It would remain this way, no other long-distance routes would pass through the region. However, further plans were made for highways in and around Richmond. In 1968, a plan was made for a full Richmond Beltway, consisting of Interstate 295 and State Route 288. Its construction did not start immediately. In the 1970s, freeways were built in the center, with Interstate 195 opened in 1975 and the Downtown Expressway in 1976, as a toll road. A little earlier, in 1973, the first section of the Powhite Parkway opened, also as a toll road.

A second round of new highways was conducted in the 1980s when construction began on the Richmond Ring Road. In 1980 and 1981, Interstate 295 opened as a semicircle around the north side of Richmond, starting and ending on I-64. Between 1988 and 1992 it was extended southwards past Petersburg. At the same time, the southern portion of State Route 288 was opened in 1988 and 1989. After that, the construction of new highways stalled, during the 90s little was done on new highways. However, the I-95 became toll-free at that time. In 2002, State Route 895, the first new toll road, opened in 15 years, which is called the Pocahontas Parkway. This highway was intended to be Interstate 895, but could not get this status because it is a toll road. In 2004 the most recent new highway opened, the western part of the ring road (SR-288).

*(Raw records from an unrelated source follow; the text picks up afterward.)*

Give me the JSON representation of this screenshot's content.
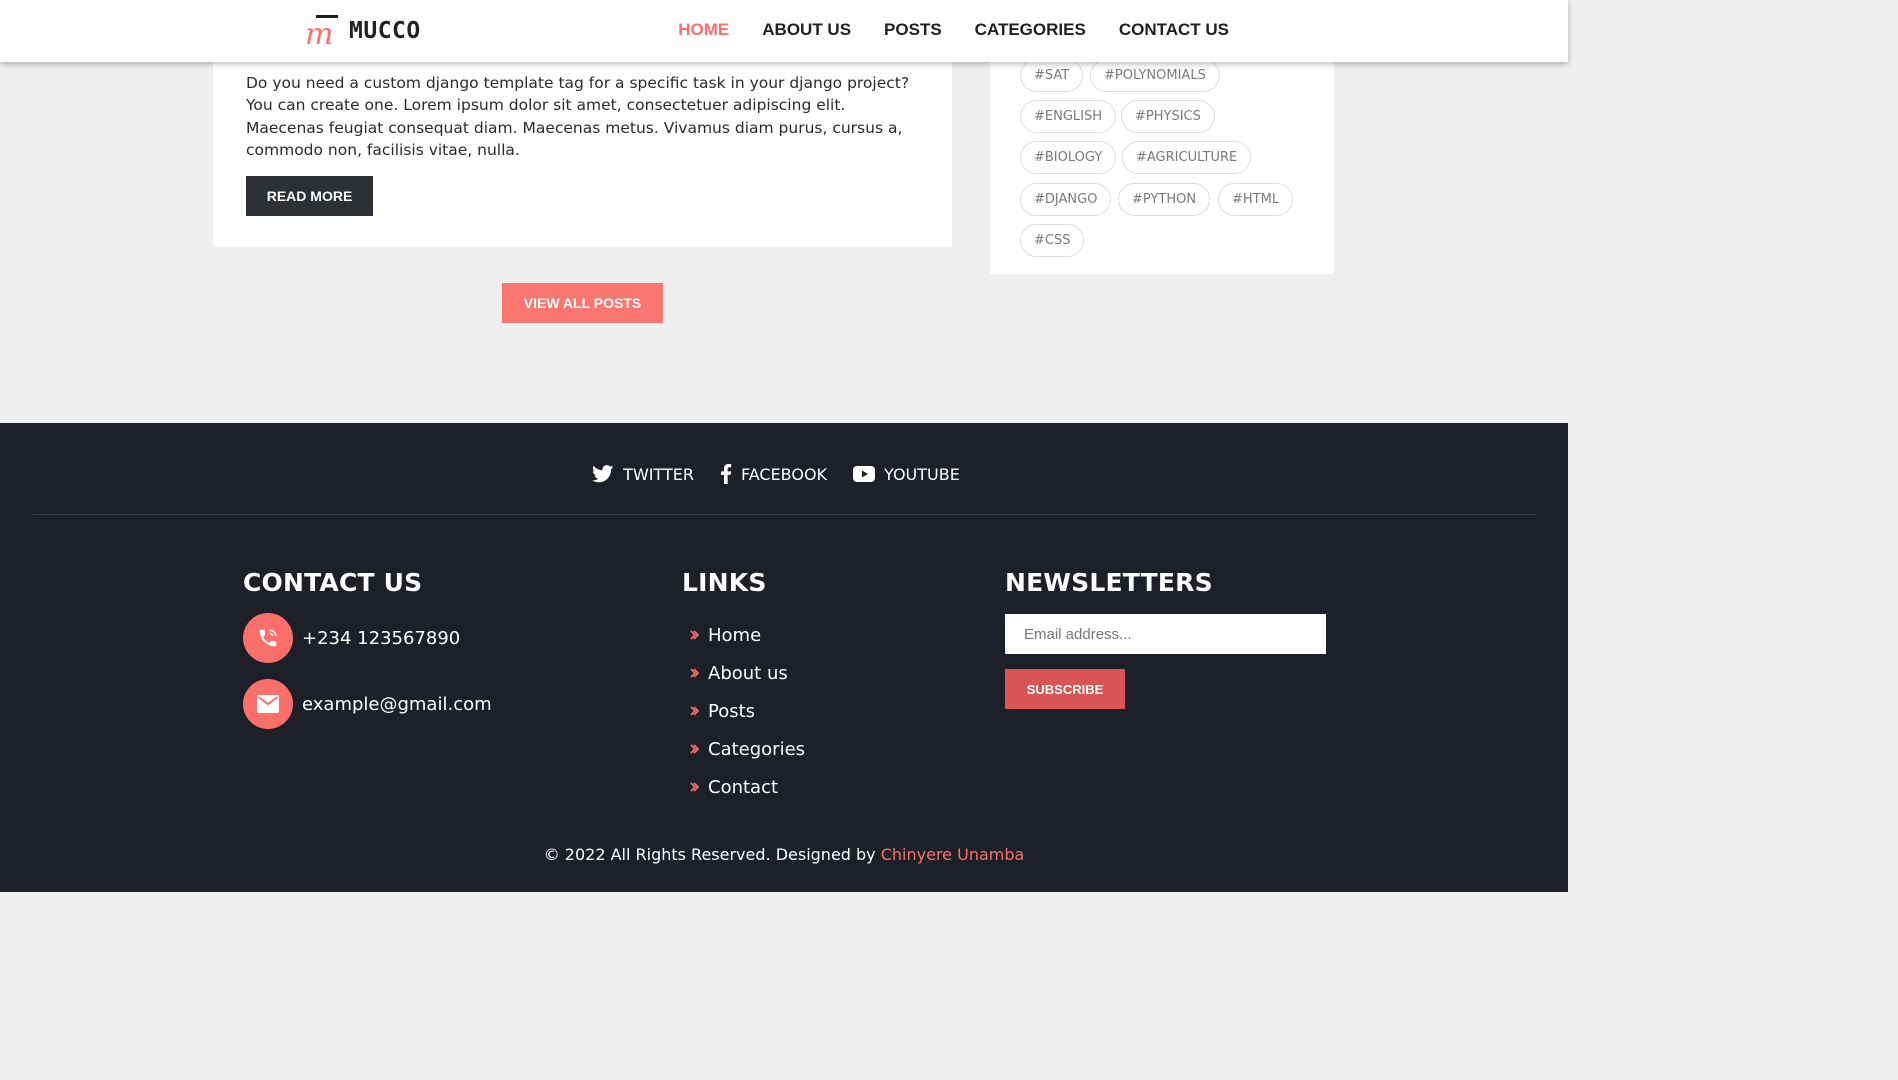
{
  "header": {
    "brand": "MUCCO",
    "nav": [
      "HOME",
      "ABOUT US",
      "POSTS",
      "CATEGORIES",
      "CONTACT US"
    ],
    "active_index": 0,
    "accent_color": "#fa6f6a"
  },
  "post": {
    "excerpt": "Do you need a custom django template tag for a specific task in your django project? You can create one. Lorem ipsum dolor sit amet, consectetuer adipiscing elit. Maecenas feugiat consequat diam. Maecenas metus. Vivamus diam purus, cursus a, commodo non, facilisis vitae, nulla.",
    "read_more_label": "READ MORE"
  },
  "view_all_label": "VIEW ALL POSTS",
  "tags": [
    "#SAT",
    "#POLYNOMIALS",
    "#ENGLISH",
    "#PHYSICS",
    "#BIOLOGY",
    "#AGRICULTURE",
    "#DJANGO",
    "#PYTHON",
    "#HTML",
    "#CSS"
  ],
  "footer": {
    "social": [
      {
        "label": "TWITTER",
        "icon": "twitter-icon"
      },
      {
        "label": "FACEBOOK",
        "icon": "facebook-icon"
      },
      {
        "label": "YOUTUBE",
        "icon": "youtube-icon"
      }
    ],
    "contact": {
      "title": "CONTACT US",
      "phone": "+234 123567890",
      "email": "example@gmail.com"
    },
    "links": {
      "title": "LINKS",
      "items": [
        "Home",
        "About us",
        "Posts",
        "Categories",
        "Contact"
      ]
    },
    "newsletter": {
      "title": "NEWSLETTERS",
      "placeholder": "Email address...",
      "button": "SUBSCRIBE"
    },
    "copyright": {
      "text": "© 2022 All Rights Reserved. Designed by ",
      "designer": "Chinyere Unamba"
    },
    "background_color": "#1d2029",
    "subscribe_color": "#d95454"
  }
}
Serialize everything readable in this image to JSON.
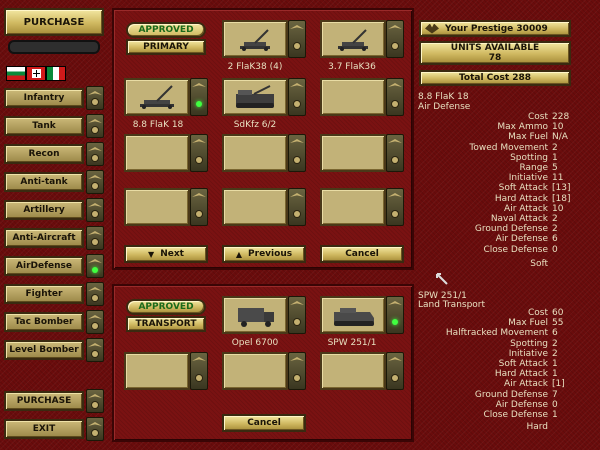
{
  "sidebar": {
    "purchase_label": "PURCHASE",
    "categories": [
      {
        "label": "Infantry",
        "active": false
      },
      {
        "label": "Tank",
        "active": false
      },
      {
        "label": "Recon",
        "active": false
      },
      {
        "label": "Anti-tank",
        "active": false
      },
      {
        "label": "Artillery",
        "active": false
      },
      {
        "label": "Anti-Aircraft",
        "active": false
      },
      {
        "label": "AirDefense",
        "active": true
      },
      {
        "label": "Fighter",
        "active": false
      },
      {
        "label": "Tac Bomber",
        "active": false
      },
      {
        "label": "Level Bomber",
        "active": false
      }
    ],
    "bottom_purchase_label": "PURCHASE",
    "exit_label": "EXIT",
    "flags": [
      "bulgaria-flag",
      "germany-flag",
      "italy-flag"
    ]
  },
  "top_panel": {
    "approved_label": "APPROVED",
    "primary_label": "PRIMARY",
    "units": [
      {
        "name": "2 FlaK38 (4)",
        "icon": "aa-gun-icon",
        "selected": false
      },
      {
        "name": "3.7 FlaK36",
        "icon": "aa-gun-icon",
        "selected": false
      },
      {
        "name": "8.8 FlaK 18",
        "icon": "aa-gun-icon",
        "selected": true
      },
      {
        "name": "SdKfz 6/2",
        "icon": "halftrack-aa-icon",
        "selected": false
      }
    ],
    "next_label": "Next",
    "previous_label": "Previous",
    "cancel_label": "Cancel"
  },
  "bottom_panel": {
    "approved_label": "APPROVED",
    "transport_label": "TRANSPORT",
    "units": [
      {
        "name": "Opel 6700",
        "icon": "truck-icon",
        "selected": false
      },
      {
        "name": "SPW 251/1",
        "icon": "halftrack-icon",
        "selected": true
      }
    ],
    "cancel_label": "Cancel"
  },
  "prestige": {
    "your_prestige": "Your Prestige 30009",
    "units_available_label": "UNITS AVAILABLE",
    "units_available_value": "78",
    "total_cost": "Total Cost 288"
  },
  "unit_stats": {
    "name": "8.8 FlaK 18",
    "class": "Air Defense",
    "rows": [
      {
        "k": "Cost",
        "v": "228"
      },
      {
        "k": "Max Ammo",
        "v": "10"
      },
      {
        "k": "Max Fuel",
        "v": "N/A"
      },
      {
        "k": "Towed Movement",
        "v": "2"
      },
      {
        "k": "Spotting",
        "v": "1"
      },
      {
        "k": "Range",
        "v": "5"
      },
      {
        "k": "Initiative",
        "v": "11"
      },
      {
        "k": "Soft Attack",
        "v": "[13]"
      },
      {
        "k": "Hard Attack",
        "v": "[18]"
      },
      {
        "k": "Air Attack",
        "v": "10"
      },
      {
        "k": "Naval Attack",
        "v": "2"
      },
      {
        "k": "Ground Defense",
        "v": "2"
      },
      {
        "k": "Air Defense",
        "v": "6"
      },
      {
        "k": "Close Defense",
        "v": "0"
      }
    ],
    "target": "Soft"
  },
  "transport_stats": {
    "name": "SPW 251/1",
    "class": "Land Transport",
    "rows": [
      {
        "k": "Cost",
        "v": "60"
      },
      {
        "k": "Max Fuel",
        "v": "55"
      },
      {
        "k": "Halftracked Movement",
        "v": "6"
      },
      {
        "k": "Spotting",
        "v": "2"
      },
      {
        "k": "Initiative",
        "v": "2"
      },
      {
        "k": "Soft Attack",
        "v": "1"
      },
      {
        "k": "Hard Attack",
        "v": "1"
      },
      {
        "k": "Air Attack",
        "v": "[1]"
      },
      {
        "k": "Ground Defense",
        "v": "7"
      },
      {
        "k": "Air Defense",
        "v": "0"
      },
      {
        "k": "Close Defense",
        "v": "1"
      }
    ],
    "target": "Hard"
  }
}
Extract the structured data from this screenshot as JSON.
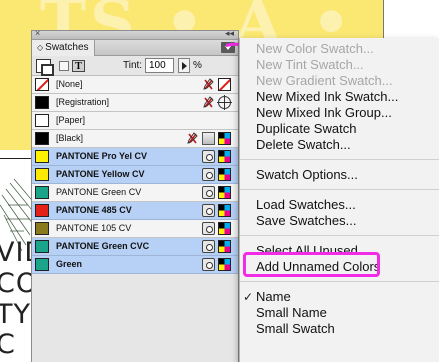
{
  "background_document": {
    "ghost_text": "TS • A • RICA",
    "text_lines": [
      "VIDE",
      "CO",
      "TY",
      "C"
    ]
  },
  "panel": {
    "close_glyph": "×",
    "collapse_glyph": "◂◂",
    "tab_arrows": "◇",
    "tab_label": "Swatches",
    "tint_label": "Tint:",
    "tint_value": "100",
    "tint_unit": "%",
    "swatches": [
      {
        "name": "[None]",
        "color": "none",
        "bold": false,
        "selected": false,
        "icons": [
          "noedit",
          "noneframe"
        ]
      },
      {
        "name": "[Registration]",
        "color": "#000000",
        "bold": false,
        "selected": false,
        "icons": [
          "noedit",
          "regtarget"
        ]
      },
      {
        "name": "[Paper]",
        "color": "#ffffff",
        "bold": false,
        "selected": false,
        "icons": []
      },
      {
        "name": "[Black]",
        "color": "#000000",
        "bold": false,
        "selected": false,
        "icons": [
          "noedit",
          "gray",
          "cmyk"
        ]
      },
      {
        "name": "PANTONE Pro Yel CV",
        "color": "#fff200",
        "bold": true,
        "selected": true,
        "icons": [
          "spot",
          "cmyk"
        ]
      },
      {
        "name": "PANTONE Yellow CV",
        "color": "#fde800",
        "bold": true,
        "selected": true,
        "icons": [
          "spot",
          "cmyk"
        ]
      },
      {
        "name": "PANTONE Green CV",
        "color": "#1aa48a",
        "bold": false,
        "selected": false,
        "icons": [
          "spot",
          "cmyk"
        ]
      },
      {
        "name": "PANTONE 485 CV",
        "color": "#e32119",
        "bold": true,
        "selected": true,
        "icons": [
          "spot",
          "cmyk"
        ]
      },
      {
        "name": "PANTONE 105 CV",
        "color": "#8a7a1e",
        "bold": false,
        "selected": false,
        "icons": [
          "spot",
          "cmyk"
        ]
      },
      {
        "name": "PANTONE Green CVC",
        "color": "#1aa48a",
        "bold": true,
        "selected": true,
        "icons": [
          "spot",
          "cmyk"
        ]
      },
      {
        "name": "Green",
        "color": "#1aa48a",
        "bold": true,
        "selected": true,
        "icons": [
          "spot",
          "cmyk"
        ]
      }
    ]
  },
  "menu": {
    "groups": [
      [
        {
          "label": "New Color Swatch...",
          "disabled": true
        },
        {
          "label": "New Tint Swatch...",
          "disabled": true
        },
        {
          "label": "New Gradient Swatch...",
          "disabled": true
        },
        {
          "label": "New Mixed Ink Swatch...",
          "disabled": false
        },
        {
          "label": "New Mixed Ink Group...",
          "disabled": false
        },
        {
          "label": "Duplicate Swatch",
          "disabled": false
        },
        {
          "label": "Delete Swatch...",
          "disabled": false
        }
      ],
      [
        {
          "label": "Swatch Options...",
          "disabled": false
        }
      ],
      [
        {
          "label": "Load Swatches...",
          "disabled": false
        },
        {
          "label": "Save Swatches...",
          "disabled": false
        }
      ],
      [
        {
          "label": "Select All Unused",
          "disabled": false,
          "highlighted": true
        },
        {
          "label": "Add Unnamed Colors",
          "disabled": false
        }
      ],
      [
        {
          "label": "Name",
          "disabled": false,
          "checked": true
        },
        {
          "label": "Small Name",
          "disabled": false
        },
        {
          "label": "Small Swatch",
          "disabled": false
        }
      ]
    ],
    "check_glyph": "✓"
  },
  "colors": {
    "highlight": "#f22ce6",
    "selection": "#b7d0f6",
    "doc_yellow": "#fbe873"
  }
}
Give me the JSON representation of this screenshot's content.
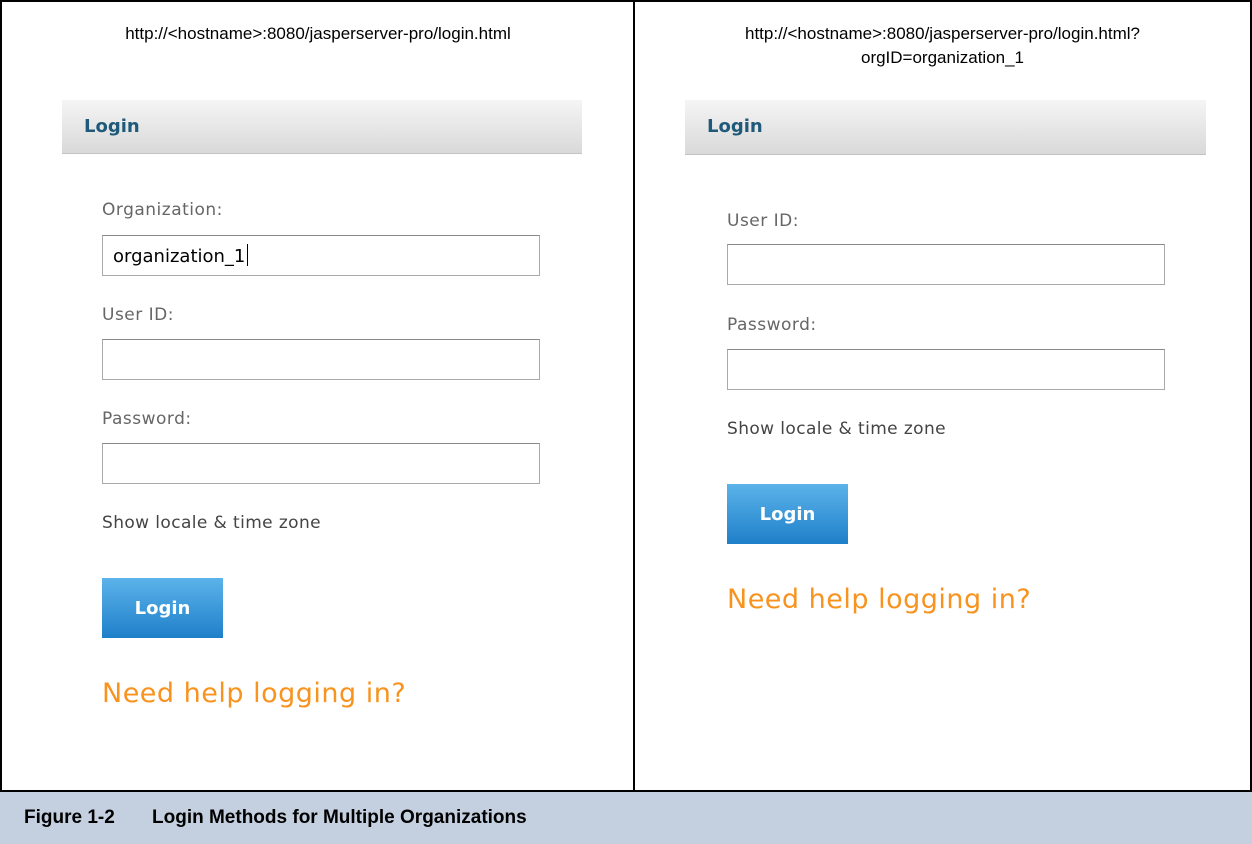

The newer highways in Richmond have a large capacity with sometimes 2×4 lanes for intensities around 70,000 vehicles per day. The through highways I-95 and I-64 are somewhat less spacious in capacity, although really significant delays do not occur that much. The highway network around Richmond is not really busy.

Richmond, Virginia

About the author